First, there’s the matter of principle. Republicans are fond of styling themselves the law-and-order party, the party that preaches individual responsibility. Here we saw an utter breakdown of law and order, and it’s quite clear which individual bears responsibility. Thought experiment: Suppose the election had gone the other way, which it easily could have. Suppose the losing Democratic candidate had urged Black Lives Matter activists to converge on Washington and then urged them to march on the Capitol and “show strength.” Suppose then some of those activists weren’t content with merely protesting on The Mall but instead stormed the Capitol itself, dragging out police officers and beating them as we’ve now seen happen here? Who would have been culpable then? We have no doubt Republicans would have pointed to Democratic enablers — and rightly so. When it comes to dealing with unpleasant foreign powers — say, Iran — Republicans often accuse Democrats of practicing appeasement. Republicans need not abandon any of their principles to act against Trump; they only need to remember them. This is, as Ronald Reagan was fond of saying, “a time for choosing.” Choose wisely.

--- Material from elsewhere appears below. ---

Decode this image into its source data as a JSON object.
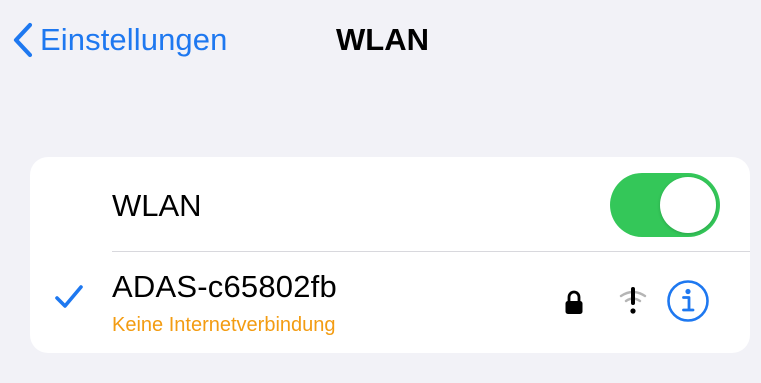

Second, there are more lowly political considerations. Republicans need to redeem themselves in the eyes of history. At the moment, history will remember them as the party that nominated and then enabled a president who wound up sending a mob to the Capitol that killed a police officer — a mob that included some who threatened to kill his own vice president and the Speaker of the House. It is only by sheer luck that we did not witness a mass slaughter. Unless Republicans really believe in that kind of mob rule, they must immediately disassociate themselves with the mob leader. Republicans in 1974 naturally defended their party’s president during the Watergate scandal — for a time. In the end, even they could not countenance Richmond Nixon’s criminality, which is why today we don’t remember Watergate as a party scandal but a personal scandal. Indeed, some of the names we remember best from those days are Republicans who had the courage to break with a Republican president. In the last days of Watergate, a delegation of Republican leaders went to the White House and told Nixon it was time to go. No one expects Trump to heed such a call, but where is the comparable delegation going to Vice President Mike Pence to stiffen his spine about invoking the 25th Amendment? Republicans should want to avoid the political fate of those Northern Democrats during the 1860s who wanted to make peace with the Confederacy. They were ridiculed as “copperheads” at the time — and for decades after Democrats had to contend with allegations that they were “the party of rebellion.” That is the fate that awaits Republicans unless they act against Trump.
This challenge is most acute for those Republicans who engaged in the quixotic challenges to electoral votes from certain states that Joe Biden carried, a roster which includes all four Republican members from Virginia — Ben Cline, Bob Good, Morgan Griffith and Rob Wittman. Let’s take the most charitable view possible, one espoused at the time by Sen. Ted Cruz, R-Texas — that the challenges weren’t really intended to overturn the election but merely to call attention to how many states changed their election rules in the pandemic election of 2020. The problem is that the actions of the these lawmakers had the effect of emboldening the terrorists who stormed the Capitol. These Republicans, of all people, should want to find a way to wash off that stain.
Invoking the 25th Amendment is the surest way to do that, simply because it’s the quickest. Politically speaking, an Acting President Pence would allow Republicans to claim credit for ridding the republic of a would-be autocrat who now has blood on his hands. Pence could spend his days doing things that a normal president would do under the circumstances — offer public words of comfort to the family of the slain Capitol Police officer, drape medals around the necks of their colleagues to bravely stood against the traitorous mob, and do so with a distinctly Republican voice. Of course, it’s quite likely that many Republicans don’t fear any political consequences. Indeed, some may fear the consequences of taking any action against Trump and arousing the ire of “the party’s base” that has come to see Trump in cult-like terms. If that’s the case, then those Republicans should engage in some serious self-reflection about whether that is a base worth having. Many Republican members of Congress won’t like that, but they’ll like the judgment of history even less.